From Robert Purviance1
[Baltimore, Maryland, June 14, 1792. “The 21st. of last month, I was informed by three reputable Merchants of this place, that there had been landed from on board the Sloop Ceres, Jno. T. Child, Master, from district of New Port, a quantity of Rum, part of which was said to be West India, and that they had cause to believe that the same was Rum distilled within the United States.… I was fully convinced of the deception, and accordingly directed the Inspector to make a seizure of the whole of the rum under that description, and likewise to proceed without loss of time to seize on the Sloop.…” Letter not found.]
Extract, Maryland Historical Society, Baltimore.
On June 4, 1792, Tench Coxe, in a letter to George Gale, supervisor of the revenue for the District of Maryland, marked “Confidential,” wrote:

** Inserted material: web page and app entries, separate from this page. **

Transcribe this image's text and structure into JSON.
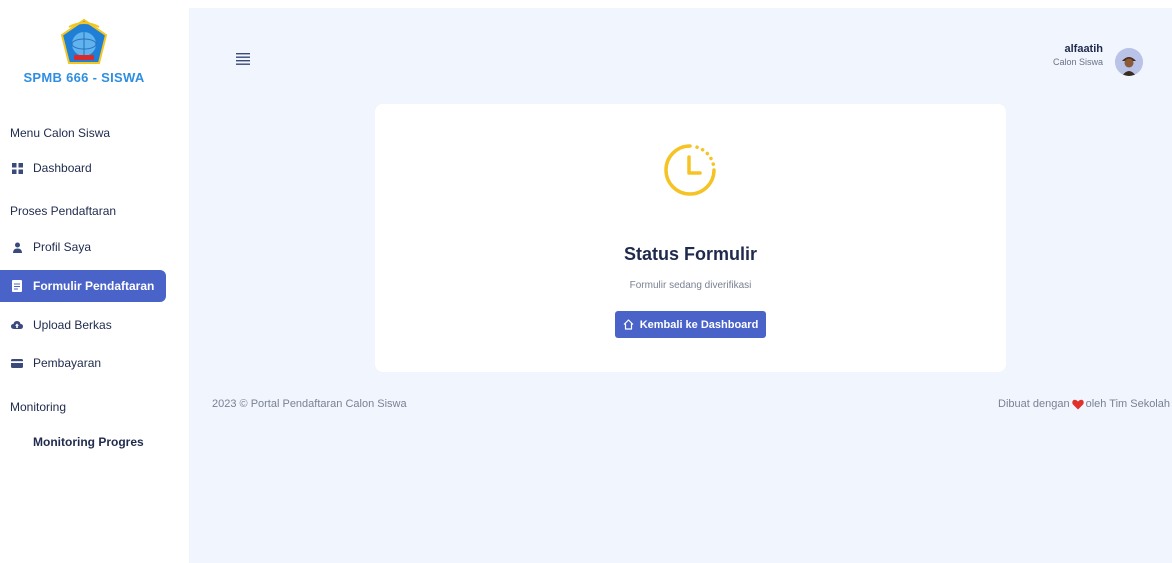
{
  "sidebar": {
    "brand": "SPMB 666 - SISWA",
    "sections": {
      "menu": "Menu Calon Siswa",
      "proses": "Proses Pendaftaran",
      "monitoring": "Monitoring"
    },
    "items": {
      "dashboard": "Dashboard",
      "profil": "Profil Saya",
      "formulir": "Formulir Pendaftaran",
      "upload": "Upload Berkas",
      "pembayaran": "Pembayaran",
      "monitoring_progres": "Monitoring Progres"
    },
    "active_item": "formulir"
  },
  "header": {
    "user_name": "alfaatih",
    "user_role": "Calon Siswa"
  },
  "card": {
    "title": "Status Formulir",
    "subtitle": "Formulir sedang diverifikasi",
    "button_label": "Kembali ke Dashboard"
  },
  "footer": {
    "left": "2023 © Portal Pendaftaran Calon Siswa",
    "right_before": "Dibuat dengan",
    "right_after": "oleh Tim Sekolah"
  },
  "colors": {
    "primary": "#4a63c8",
    "brand": "#2f8ee0",
    "status_icon": "#f5c324",
    "heart": "#e0322b",
    "background": "#f1f5fd"
  },
  "icons": {
    "dashboard": "grid-icon",
    "profil": "user-icon",
    "formulir": "document-icon",
    "upload": "cloud-upload-icon",
    "pembayaran": "credit-card-icon",
    "status": "clock-icon",
    "button": "home-icon"
  }
}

“A Communication has been made from Providence Rhode Island, relative to the Seizure of a parcel of Rum belonging to Messrs. Clarke Nightingale and Bowen, alleged to be Spirits distilled in the United States which has paid duty altho it is in Casks marked as containing foreign Rum and accompanied with certificates for foreign Rum. It is proper that you be confidentially informed that Mr. Bowen who goes on to Baltimore has admitted that and declared to the Secretary that the Spirits are of the distillation of the United States and that he alleges the duty has been paid.
“On this Case two points occur. In the first place, the claimants will have to prove the payment of the Excise, and the greatest care will be requisite in regard to the proofs of the identity of the rum seized and of that which they shall prove to have paid the duty.… Should the Claimants prove this to be American rum, which has paid the duty and which may afterwards have been shifted with mercantile Views only the penalty … of five hundred Dollars will be incurred for ‘making use’ of ‘false’ and ‘untrue’ Certificates.

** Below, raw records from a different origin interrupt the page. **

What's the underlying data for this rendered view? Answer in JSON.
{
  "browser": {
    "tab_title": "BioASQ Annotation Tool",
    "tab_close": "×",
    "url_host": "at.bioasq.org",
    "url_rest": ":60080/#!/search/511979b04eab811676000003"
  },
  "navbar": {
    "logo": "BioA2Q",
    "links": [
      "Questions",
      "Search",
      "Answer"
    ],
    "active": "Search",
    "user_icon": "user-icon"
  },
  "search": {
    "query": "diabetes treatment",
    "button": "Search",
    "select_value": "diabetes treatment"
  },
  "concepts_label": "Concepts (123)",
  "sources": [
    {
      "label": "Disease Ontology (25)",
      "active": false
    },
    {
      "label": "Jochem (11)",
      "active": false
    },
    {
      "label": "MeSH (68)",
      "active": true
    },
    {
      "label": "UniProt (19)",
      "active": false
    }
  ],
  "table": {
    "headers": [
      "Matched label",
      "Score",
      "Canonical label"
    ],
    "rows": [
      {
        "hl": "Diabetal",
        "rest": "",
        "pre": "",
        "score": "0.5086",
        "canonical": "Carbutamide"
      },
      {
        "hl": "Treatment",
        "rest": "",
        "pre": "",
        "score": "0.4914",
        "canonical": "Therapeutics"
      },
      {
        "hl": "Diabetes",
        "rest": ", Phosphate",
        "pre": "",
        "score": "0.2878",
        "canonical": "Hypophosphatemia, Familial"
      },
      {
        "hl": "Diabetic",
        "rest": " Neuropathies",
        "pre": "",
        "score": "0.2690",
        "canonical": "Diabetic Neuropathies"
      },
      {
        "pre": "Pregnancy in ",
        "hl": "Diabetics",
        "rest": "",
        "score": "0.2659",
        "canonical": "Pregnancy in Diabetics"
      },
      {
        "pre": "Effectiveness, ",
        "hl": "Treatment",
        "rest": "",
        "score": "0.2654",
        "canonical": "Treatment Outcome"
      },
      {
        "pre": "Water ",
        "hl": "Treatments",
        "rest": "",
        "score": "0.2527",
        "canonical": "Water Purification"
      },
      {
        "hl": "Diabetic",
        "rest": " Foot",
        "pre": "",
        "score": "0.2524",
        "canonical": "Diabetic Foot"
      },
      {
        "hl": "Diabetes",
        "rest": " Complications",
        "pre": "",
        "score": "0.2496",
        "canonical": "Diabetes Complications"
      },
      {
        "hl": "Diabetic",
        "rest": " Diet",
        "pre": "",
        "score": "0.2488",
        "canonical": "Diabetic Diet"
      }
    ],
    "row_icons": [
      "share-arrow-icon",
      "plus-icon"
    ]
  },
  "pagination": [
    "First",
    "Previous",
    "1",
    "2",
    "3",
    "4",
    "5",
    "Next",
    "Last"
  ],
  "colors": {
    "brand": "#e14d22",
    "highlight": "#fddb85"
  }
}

“There has appeared in the course of this Business some disposition to take the ground of the Casks, certificates, and spirits being conformable, and to trust to the Jury’s deciding on the quality of the Spirits, which (it seemed to be confided) is such as would prevent an unfavorable Verdi[c]t. This is intimated to put you on your guard. Should any such attempt be made you can rely on the Fact that the Spirits were distilled in the United States.

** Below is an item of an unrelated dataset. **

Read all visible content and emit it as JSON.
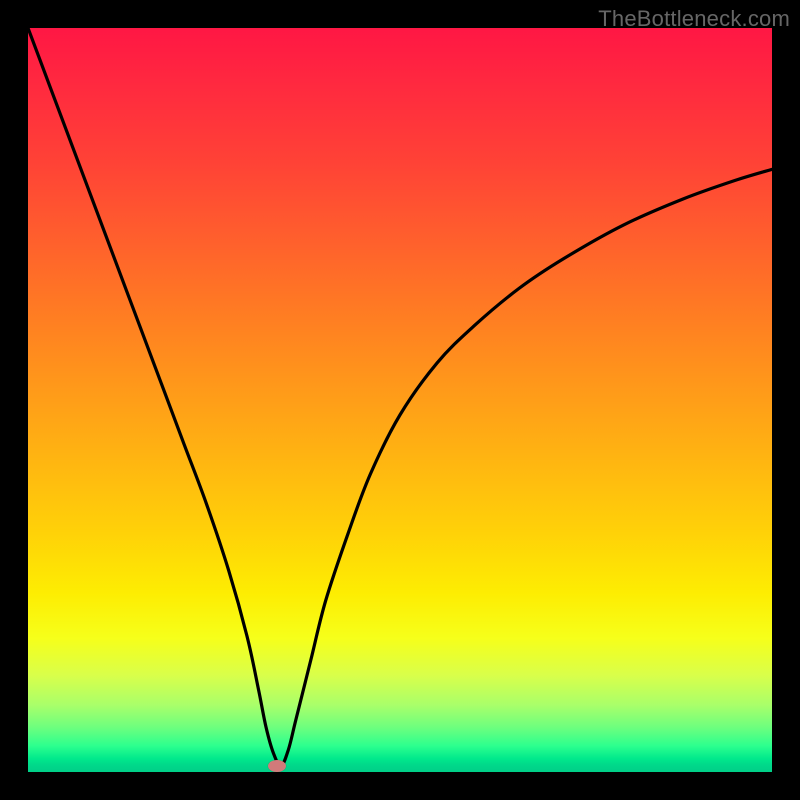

“It is not known whether this Seizure has taken place in the department of the Customs or the internal Revenue. If it should prove to be the former, a confidential communication of this letter will be necessary to General [Otho H.] Williams—as also to his or your Council.” (LC, RG 58, Letters of Commissioner of Revenue, 1792–1793, National Archives.)